**Your instructions:** Go through the entries below, tally each line with the string "html", and give the final number by itself.

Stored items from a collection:
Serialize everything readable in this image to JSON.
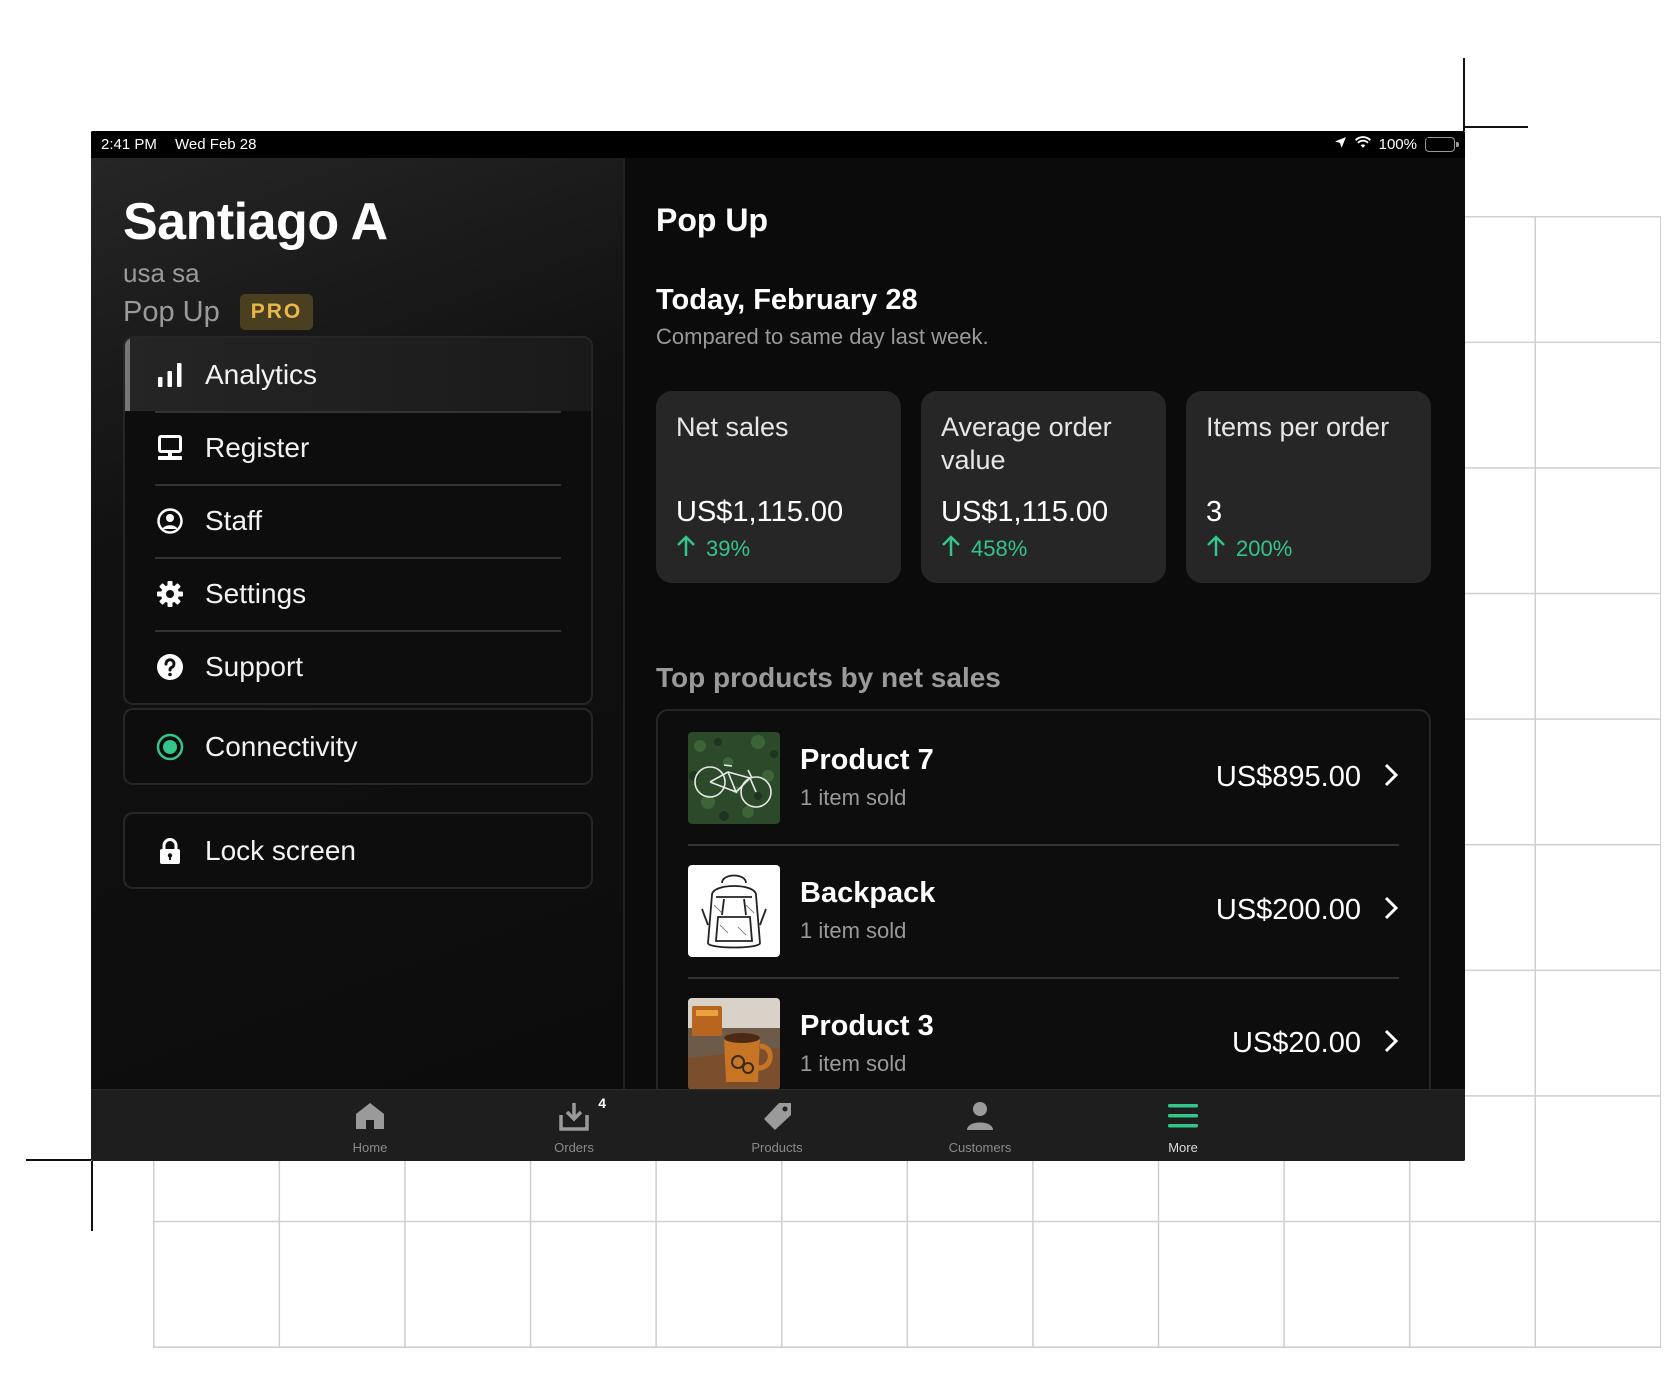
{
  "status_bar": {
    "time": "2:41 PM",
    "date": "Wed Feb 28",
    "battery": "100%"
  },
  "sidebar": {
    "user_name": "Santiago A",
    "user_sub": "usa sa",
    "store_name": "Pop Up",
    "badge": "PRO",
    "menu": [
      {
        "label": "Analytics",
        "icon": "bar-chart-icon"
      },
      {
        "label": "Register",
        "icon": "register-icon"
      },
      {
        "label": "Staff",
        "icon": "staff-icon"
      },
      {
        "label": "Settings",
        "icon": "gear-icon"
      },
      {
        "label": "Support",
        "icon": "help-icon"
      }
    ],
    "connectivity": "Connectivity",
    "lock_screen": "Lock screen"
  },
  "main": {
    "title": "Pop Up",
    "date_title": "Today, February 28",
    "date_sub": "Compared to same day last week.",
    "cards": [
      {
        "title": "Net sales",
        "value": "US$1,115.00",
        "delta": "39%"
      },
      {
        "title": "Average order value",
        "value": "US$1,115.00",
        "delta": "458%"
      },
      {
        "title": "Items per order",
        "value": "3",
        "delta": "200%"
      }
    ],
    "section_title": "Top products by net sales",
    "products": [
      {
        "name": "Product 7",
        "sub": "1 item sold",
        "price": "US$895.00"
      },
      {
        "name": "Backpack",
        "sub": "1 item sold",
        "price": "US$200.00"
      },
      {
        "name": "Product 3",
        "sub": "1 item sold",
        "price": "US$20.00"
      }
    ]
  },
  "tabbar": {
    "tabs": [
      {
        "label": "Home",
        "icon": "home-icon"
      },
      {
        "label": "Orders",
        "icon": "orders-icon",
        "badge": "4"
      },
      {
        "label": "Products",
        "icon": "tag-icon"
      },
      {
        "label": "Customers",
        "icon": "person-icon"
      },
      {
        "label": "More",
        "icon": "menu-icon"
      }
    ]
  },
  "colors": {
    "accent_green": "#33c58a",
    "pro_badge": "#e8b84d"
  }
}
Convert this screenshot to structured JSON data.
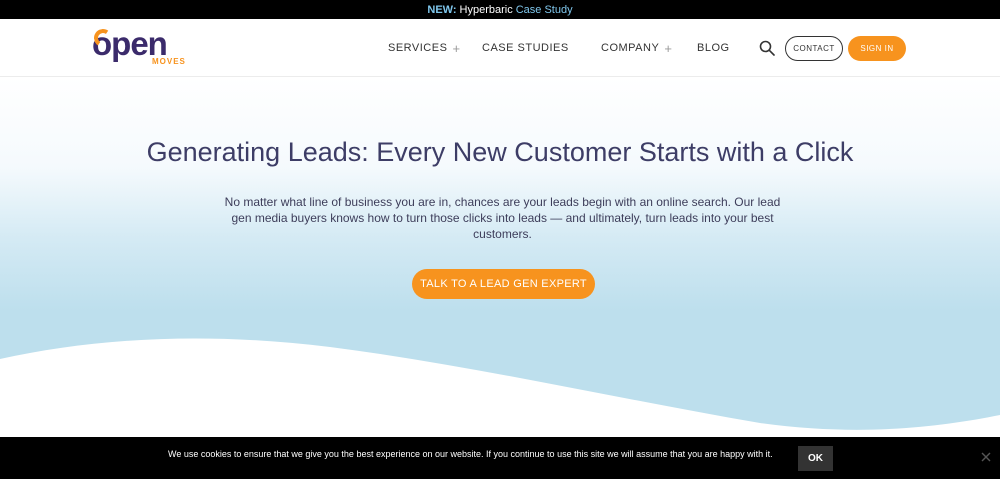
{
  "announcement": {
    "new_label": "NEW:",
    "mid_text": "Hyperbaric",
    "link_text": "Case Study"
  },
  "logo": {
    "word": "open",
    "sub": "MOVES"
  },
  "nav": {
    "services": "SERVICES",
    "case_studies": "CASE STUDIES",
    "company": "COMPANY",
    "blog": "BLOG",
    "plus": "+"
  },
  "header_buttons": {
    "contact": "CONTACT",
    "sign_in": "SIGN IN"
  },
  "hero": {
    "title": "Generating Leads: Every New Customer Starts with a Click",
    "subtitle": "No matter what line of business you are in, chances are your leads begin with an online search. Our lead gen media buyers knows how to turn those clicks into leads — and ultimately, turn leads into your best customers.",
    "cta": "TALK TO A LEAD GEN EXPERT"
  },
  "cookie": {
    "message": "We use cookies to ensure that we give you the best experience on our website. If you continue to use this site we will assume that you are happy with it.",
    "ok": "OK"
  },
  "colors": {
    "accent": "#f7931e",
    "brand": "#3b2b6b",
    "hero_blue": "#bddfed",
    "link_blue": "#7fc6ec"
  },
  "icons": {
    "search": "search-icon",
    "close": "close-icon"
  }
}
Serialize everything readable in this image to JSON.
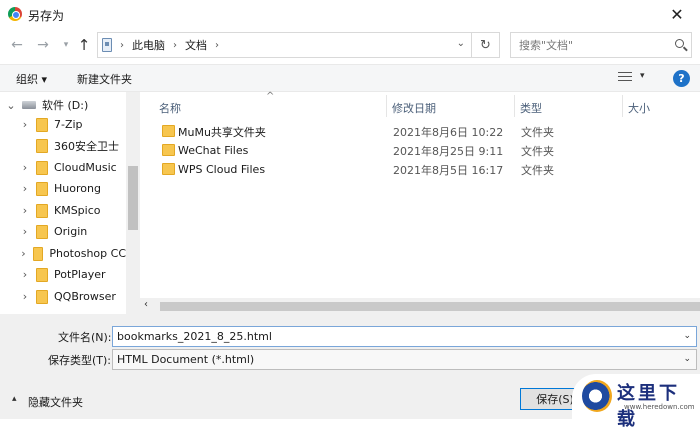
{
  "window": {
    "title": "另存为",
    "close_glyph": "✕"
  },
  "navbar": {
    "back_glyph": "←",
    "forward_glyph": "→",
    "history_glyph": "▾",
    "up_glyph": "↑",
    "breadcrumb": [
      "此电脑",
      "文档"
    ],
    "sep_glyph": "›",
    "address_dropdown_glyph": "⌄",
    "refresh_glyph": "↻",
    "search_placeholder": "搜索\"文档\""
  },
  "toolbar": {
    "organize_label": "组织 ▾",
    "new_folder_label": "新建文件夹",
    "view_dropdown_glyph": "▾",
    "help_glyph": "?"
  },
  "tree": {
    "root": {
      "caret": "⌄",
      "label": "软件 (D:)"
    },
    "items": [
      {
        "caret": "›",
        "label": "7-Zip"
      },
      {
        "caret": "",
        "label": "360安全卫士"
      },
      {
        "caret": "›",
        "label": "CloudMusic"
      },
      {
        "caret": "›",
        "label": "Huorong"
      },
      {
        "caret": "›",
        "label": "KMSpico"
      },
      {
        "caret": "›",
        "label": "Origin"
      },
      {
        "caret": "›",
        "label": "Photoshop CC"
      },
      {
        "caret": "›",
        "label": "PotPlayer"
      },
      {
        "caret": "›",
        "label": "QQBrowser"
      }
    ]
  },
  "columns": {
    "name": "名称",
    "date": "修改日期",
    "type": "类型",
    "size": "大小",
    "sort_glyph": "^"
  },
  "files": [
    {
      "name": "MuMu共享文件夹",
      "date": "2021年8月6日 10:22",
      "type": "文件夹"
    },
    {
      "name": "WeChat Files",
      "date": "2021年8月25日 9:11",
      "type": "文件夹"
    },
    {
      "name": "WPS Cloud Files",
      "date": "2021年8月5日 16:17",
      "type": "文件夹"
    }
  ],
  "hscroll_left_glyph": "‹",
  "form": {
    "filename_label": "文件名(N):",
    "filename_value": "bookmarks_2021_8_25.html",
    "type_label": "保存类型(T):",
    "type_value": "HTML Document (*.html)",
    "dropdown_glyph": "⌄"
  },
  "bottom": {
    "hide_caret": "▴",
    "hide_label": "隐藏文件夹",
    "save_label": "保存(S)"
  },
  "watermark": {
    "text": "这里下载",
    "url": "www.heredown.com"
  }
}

**Solution for this task:** 2